On Friday, the Grand Jury indicted 15 members of “Respect the Flag” on charges they violated Georgia’s Street Gang Terrorism and Prevention Act and terroristic threats.

"Georgia's street gang, terrorism and prevention act is worded very broadly to deal with any type of activity that occurs with a group that's organized that commits a crime," Fortner explained. 

The indictment also charged two members of the group with battery for an incident that occurred that same day at a gas station in the area of Douglas County known as the Corn Crib.

After the incident, both sides told FOX 5 the other incited violence, but Douglasville Police said at the time they did not have enough evidence either way.  Fortner would not directly address claims made by members of "Respect the Flag," but did say investigators looked at allegations from both sides. 

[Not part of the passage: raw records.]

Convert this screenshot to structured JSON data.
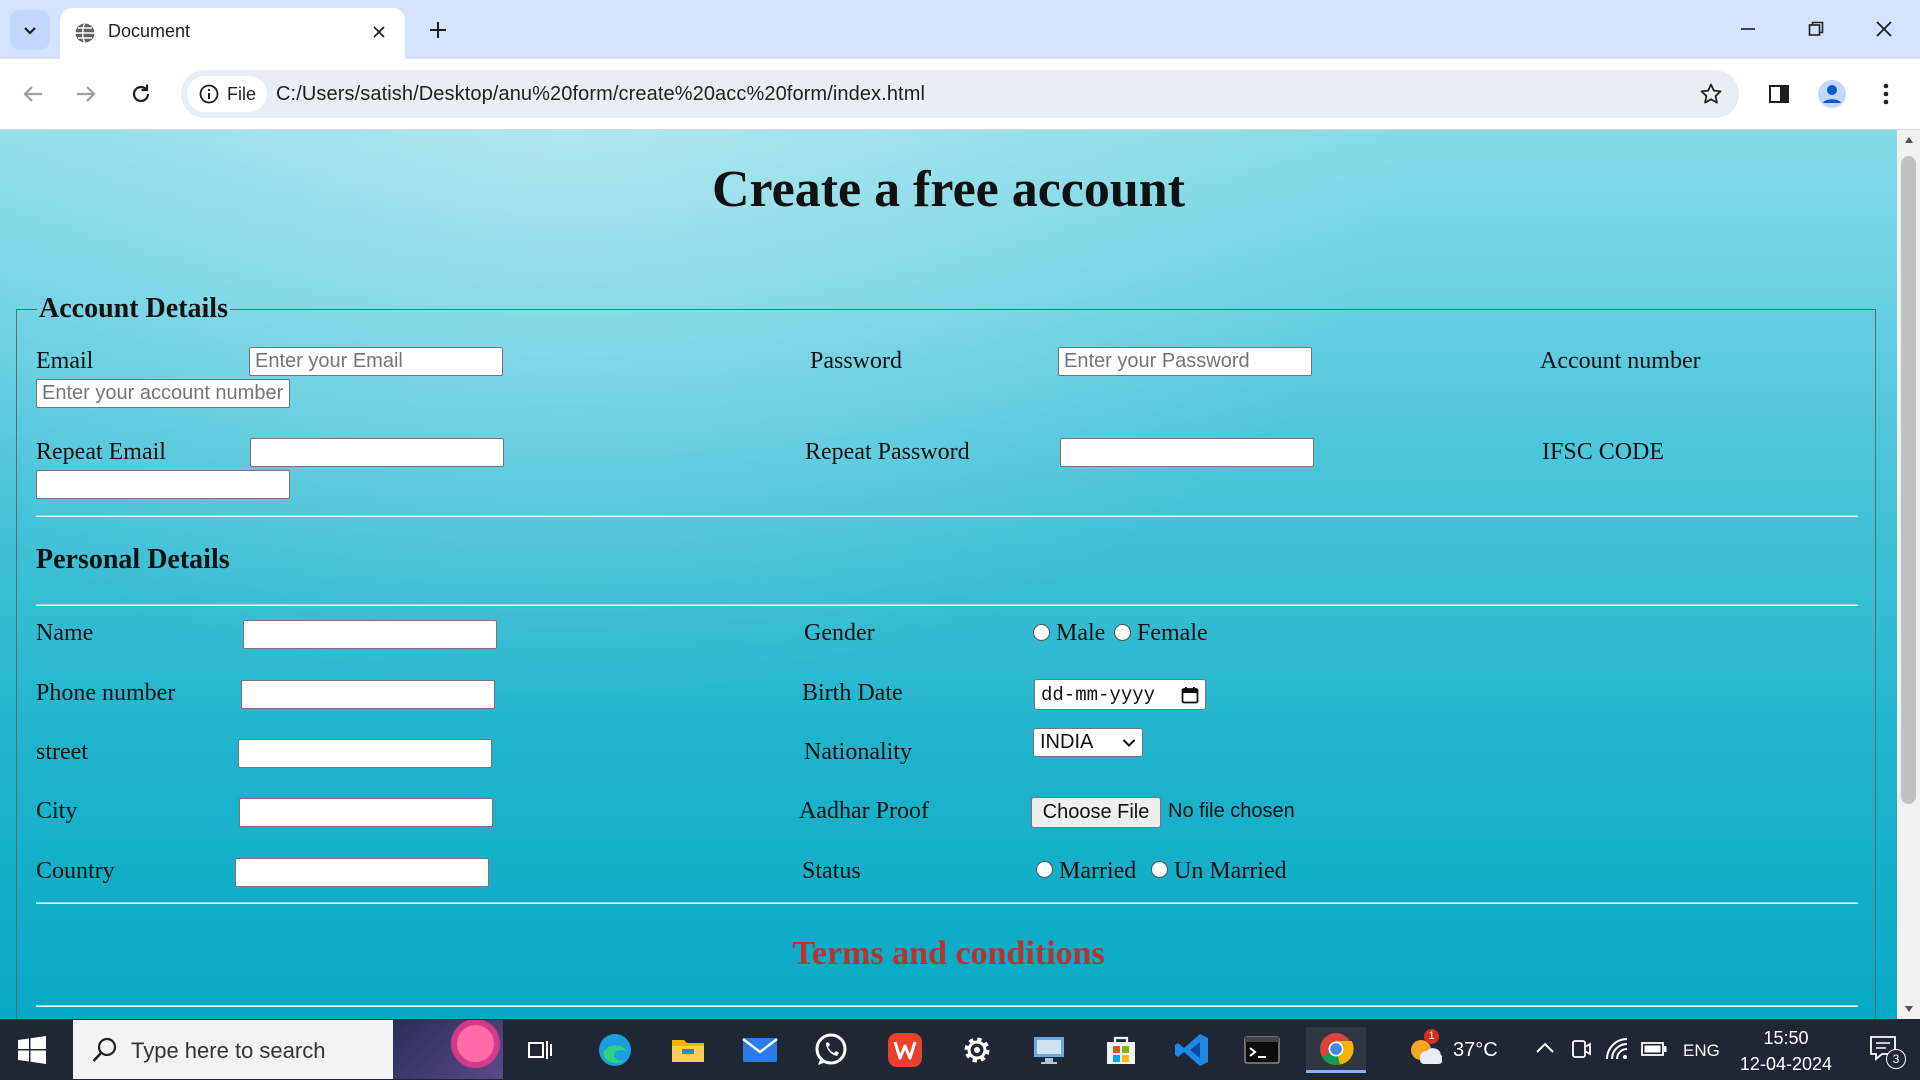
{
  "browser": {
    "tab_title": "Document",
    "site_chip_label": "File",
    "url": "C:/Users/satish/Desktop/anu%20form/create%20acc%20form/index.html"
  },
  "page": {
    "title": "Create a free account",
    "account_section": {
      "legend": "Account Details",
      "email_label": "Email",
      "email_placeholder": "Enter your Email",
      "password_label": "Password",
      "password_placeholder": "Enter your Password",
      "account_number_label": "Account number",
      "account_number_placeholder": "Enter your account number",
      "repeat_email_label": "Repeat Email",
      "repeat_password_label": "Repeat Password",
      "ifsc_label": "IFSC CODE"
    },
    "personal_section": {
      "heading": "Personal Details",
      "name_label": "Name",
      "phone_label": "Phone number",
      "street_label": "street",
      "city_label": "City",
      "country_label": "Country",
      "gender_label": "Gender",
      "gender_options": [
        "Male",
        "Female"
      ],
      "birth_date_label": "Birth Date",
      "birth_date_placeholder": "dd-mm-yyyy",
      "nationality_label": "Nationality",
      "nationality_selected": "INDIA",
      "aadhar_label": "Aadhar Proof",
      "file_button": "Choose File",
      "file_status": "No file chosen",
      "status_label": "Status",
      "status_options": [
        "Married",
        "Un Married"
      ]
    },
    "terms_heading": "Terms and conditions",
    "terms_color": "#b8322f"
  },
  "taskbar": {
    "search_placeholder": "Type here to search",
    "weather_temp": "37°C",
    "weather_badge": "1",
    "language": "ENG",
    "time": "15:50",
    "date": "12-04-2024",
    "notification_count": "3",
    "apps": [
      "task-view",
      "edge",
      "file-explorer",
      "mail",
      "whatsapp",
      "wps-office",
      "settings",
      "remote-desktop",
      "microsoft-store",
      "vscode",
      "terminal",
      "chrome"
    ]
  }
}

One resident at the birthday party said during the celebration, several trucks with American, military and confederate flags flying from the back made their way onto her property, and people inside threatened her.

But a woman who was in one of the pickup trucks disputes that version of the story, saying the confrontation began when someone threw an object at one of the trucks, causing it to swerve and pop a tire.

The Alford family, who was hosting the party, refutes claims anyone from their party threw anything at trucks.

Both sides claimed in July that the other escalated the incident by showing weapons, but police couldn’t confirm that ever happened.

The Alfords would not comment on the indictment, but attorney Morris Dees with the Southern Poverty Law Center, who represents the family, released a statement to FOX 5: 

“These cowards chose unarmed African Americans enjoying a peaceful birthday party to vent their violent racist hatred,” Dees said. “This is reminiscent of the Ku Klux Klan – modern-day night-riders terrorizing African Americans in the name of Southern heritage.  I applaud the foresight and courage of District Attorney Brian Fortner for nipping this dangerous activity in the bud before innocent citizens are hurt.”

None of the accused could be reached for a response. 

The case will now go to Douglas County Superior Court for trial.